TASK REQUIREMENTS >>
Would you write out all of the data exactly as it appears below?

═══

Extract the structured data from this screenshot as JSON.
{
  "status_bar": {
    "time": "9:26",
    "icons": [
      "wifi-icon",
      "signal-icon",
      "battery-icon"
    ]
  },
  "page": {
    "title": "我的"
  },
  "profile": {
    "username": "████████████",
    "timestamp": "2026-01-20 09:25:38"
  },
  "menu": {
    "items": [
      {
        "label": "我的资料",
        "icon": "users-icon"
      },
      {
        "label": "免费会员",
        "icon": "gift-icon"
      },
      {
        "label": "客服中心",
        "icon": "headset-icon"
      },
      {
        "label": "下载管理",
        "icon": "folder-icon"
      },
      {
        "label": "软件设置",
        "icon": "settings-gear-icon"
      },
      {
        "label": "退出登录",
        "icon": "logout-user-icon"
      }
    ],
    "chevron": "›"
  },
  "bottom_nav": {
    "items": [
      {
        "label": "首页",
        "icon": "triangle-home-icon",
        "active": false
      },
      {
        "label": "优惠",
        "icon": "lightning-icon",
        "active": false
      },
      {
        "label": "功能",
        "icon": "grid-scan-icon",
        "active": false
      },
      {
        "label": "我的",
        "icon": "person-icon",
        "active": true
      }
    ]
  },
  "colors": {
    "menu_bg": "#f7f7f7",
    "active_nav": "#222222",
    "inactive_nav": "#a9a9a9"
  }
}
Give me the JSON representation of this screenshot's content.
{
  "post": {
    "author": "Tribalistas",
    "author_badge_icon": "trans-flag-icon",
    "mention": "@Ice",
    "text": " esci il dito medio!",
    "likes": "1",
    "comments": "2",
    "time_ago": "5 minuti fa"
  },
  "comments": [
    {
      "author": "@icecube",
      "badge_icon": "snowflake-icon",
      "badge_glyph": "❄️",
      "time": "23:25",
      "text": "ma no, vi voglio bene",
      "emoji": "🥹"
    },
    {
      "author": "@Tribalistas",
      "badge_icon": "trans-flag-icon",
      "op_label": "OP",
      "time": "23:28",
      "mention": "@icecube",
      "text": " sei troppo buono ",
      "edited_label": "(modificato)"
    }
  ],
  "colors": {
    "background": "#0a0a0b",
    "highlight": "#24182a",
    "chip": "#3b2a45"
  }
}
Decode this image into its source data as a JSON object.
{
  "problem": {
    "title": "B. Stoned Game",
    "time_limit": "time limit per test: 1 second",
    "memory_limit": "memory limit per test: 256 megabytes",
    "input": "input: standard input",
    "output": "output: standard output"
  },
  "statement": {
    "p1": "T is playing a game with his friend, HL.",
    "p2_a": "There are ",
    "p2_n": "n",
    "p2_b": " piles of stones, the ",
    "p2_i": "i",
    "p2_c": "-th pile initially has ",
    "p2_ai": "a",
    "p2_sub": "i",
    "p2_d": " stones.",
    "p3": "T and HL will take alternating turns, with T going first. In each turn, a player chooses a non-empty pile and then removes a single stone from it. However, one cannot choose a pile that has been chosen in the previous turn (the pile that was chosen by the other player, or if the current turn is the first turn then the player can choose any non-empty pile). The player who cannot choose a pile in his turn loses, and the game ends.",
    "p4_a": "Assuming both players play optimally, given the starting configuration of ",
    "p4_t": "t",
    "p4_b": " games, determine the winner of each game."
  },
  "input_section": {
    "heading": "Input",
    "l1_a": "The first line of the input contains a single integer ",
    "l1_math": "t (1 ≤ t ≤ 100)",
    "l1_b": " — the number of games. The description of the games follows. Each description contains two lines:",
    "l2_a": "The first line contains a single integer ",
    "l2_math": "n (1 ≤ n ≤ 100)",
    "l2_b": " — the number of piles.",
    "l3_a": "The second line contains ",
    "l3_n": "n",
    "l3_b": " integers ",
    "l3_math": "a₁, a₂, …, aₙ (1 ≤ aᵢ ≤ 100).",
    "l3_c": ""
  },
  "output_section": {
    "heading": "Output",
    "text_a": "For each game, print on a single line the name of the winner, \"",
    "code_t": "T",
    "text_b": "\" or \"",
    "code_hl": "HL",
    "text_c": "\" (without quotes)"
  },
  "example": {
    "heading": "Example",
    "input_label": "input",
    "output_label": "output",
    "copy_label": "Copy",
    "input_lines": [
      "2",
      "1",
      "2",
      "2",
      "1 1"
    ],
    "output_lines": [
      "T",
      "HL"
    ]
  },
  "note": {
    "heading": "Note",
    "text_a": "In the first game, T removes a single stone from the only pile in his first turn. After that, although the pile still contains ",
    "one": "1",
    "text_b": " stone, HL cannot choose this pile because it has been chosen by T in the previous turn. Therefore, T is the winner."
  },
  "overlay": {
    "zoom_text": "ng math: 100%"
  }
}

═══

FINISHED TASK >>
Extract the structured data from this screenshot as JSON.
{
  "status_bar": {
    "time": "9:26",
    "icons": [
      "wifi-icon",
      "signal-icon",
      "battery-icon"
    ]
  },
  "page": {
    "title": "我的"
  },
  "profile": {
    "username": "████████████",
    "timestamp": "2026-01-20 09:25:38"
  },
  "menu": {
    "items": [
      {
        "label": "我的资料",
        "icon": "users-icon"
      },
      {
        "label": "免费会员",
        "icon": "gift-icon"
      },
      {
        "label": "客服中心",
        "icon": "headset-icon"
      },
      {
        "label": "下载管理",
        "icon": "folder-icon"
      },
      {
        "label": "软件设置",
        "icon": "settings-gear-icon"
      },
      {
        "label": "退出登录",
        "icon": "logout-user-icon"
      }
    ],
    "chevron": "›"
  },
  "bottom_nav": {
    "items": [
      {
        "label": "首页",
        "icon": "triangle-home-icon",
        "active": false
      },
      {
        "label": "优惠",
        "icon": "lightning-icon",
        "active": false
      },
      {
        "label": "功能",
        "icon": "grid-scan-icon",
        "active": false
      },
      {
        "label": "我的",
        "icon": "person-icon",
        "active": true
      }
    ]
  },
  "colors": {
    "menu_bg": "#f7f7f7",
    "active_nav": "#222222",
    "inactive_nav": "#a9a9a9"
  }
}
Give me the JSON representation of this screenshot's content.
{
  "post": {
    "author": "Tribalistas",
    "author_badge_icon": "trans-flag-icon",
    "mention": "@Ice",
    "text": " esci il dito medio!",
    "likes": "1",
    "comments": "2",
    "time_ago": "5 minuti fa"
  },
  "comments": [
    {
      "author": "@icecube",
      "badge_icon": "snowflake-icon",
      "badge_glyph": "❄️",
      "time": "23:25",
      "text": "ma no, vi voglio bene",
      "emoji": "🥹"
    },
    {
      "author": "@Tribalistas",
      "badge_icon": "trans-flag-icon",
      "op_label": "OP",
      "time": "23:28",
      "mention": "@icecube",
      "text": " sei troppo buono ",
      "edited_label": "(modificato)"
    }
  ],
  "colors": {
    "background": "#0a0a0b",
    "highlight": "#24182a",
    "chip": "#3b2a45"
  }
}
Decode this image into its source data as a JSON object.
{
  "problem": {
    "title": "B. Stoned Game",
    "time_limit": "time limit per test: 1 second",
    "memory_limit": "memory limit per test: 256 megabytes",
    "input": "input: standard input",
    "output": "output: standard output"
  },
  "statement": {
    "p1": "T is playing a game with his friend, HL.",
    "p2_a": "There are ",
    "p2_n": "n",
    "p2_b": " piles of stones, the ",
    "p2_i": "i",
    "p2_c": "-th pile initially has ",
    "p2_ai": "a",
    "p2_sub": "i",
    "p2_d": " stones.",
    "p3": "T and HL will take alternating turns, with T going first. In each turn, a player chooses a non-empty pile and then removes a single stone from it. However, one cannot choose a pile that has been chosen in the previous turn (the pile that was chosen by the other player, or if the current turn is the first turn then the player can choose any non-empty pile). The player who cannot choose a pile in his turn loses, and the game ends.",
    "p4_a": "Assuming both players play optimally, given the starting configuration of ",
    "p4_t": "t",
    "p4_b": " games, determine the winner of each game."
  },
  "input_section": {
    "heading": "Input",
    "l1_a": "The first line of the input contains a single integer ",
    "l1_math": "t (1 ≤ t ≤ 100)",
    "l1_b": " — the number of games. The description of the games follows. Each description contains two lines:",
    "l2_a": "The first line contains a single integer ",
    "l2_math": "n (1 ≤ n ≤ 100)",
    "l2_b": " — the number of piles.",
    "l3_a": "The second line contains ",
    "l3_n": "n",
    "l3_b": " integers ",
    "l3_math": "a₁, a₂, …, aₙ (1 ≤ aᵢ ≤ 100).",
    "l3_c": ""
  },
  "output_section": {
    "heading": "Output",
    "text_a": "For each game, print on a single line the name of the winner, \"",
    "code_t": "T",
    "text_b": "\" or \"",
    "code_hl": "HL",
    "text_c": "\" (without quotes)"
  },
  "example": {
    "heading": "Example",
    "input_label": "input",
    "output_label": "output",
    "copy_label": "Copy",
    "input_lines": [
      "2",
      "1",
      "2",
      "2",
      "1 1"
    ],
    "output_lines": [
      "T",
      "HL"
    ]
  },
  "note": {
    "heading": "Note",
    "text_a": "In the first game, T removes a single stone from the only pile in his first turn. After that, although the pile still contains ",
    "one": "1",
    "text_b": " stone, HL cannot choose this pile because it has been chosen by T in the previous turn. Therefore, T is the winner."
  },
  "overlay": {
    "zoom_text": "ng math: 100%"
  }
}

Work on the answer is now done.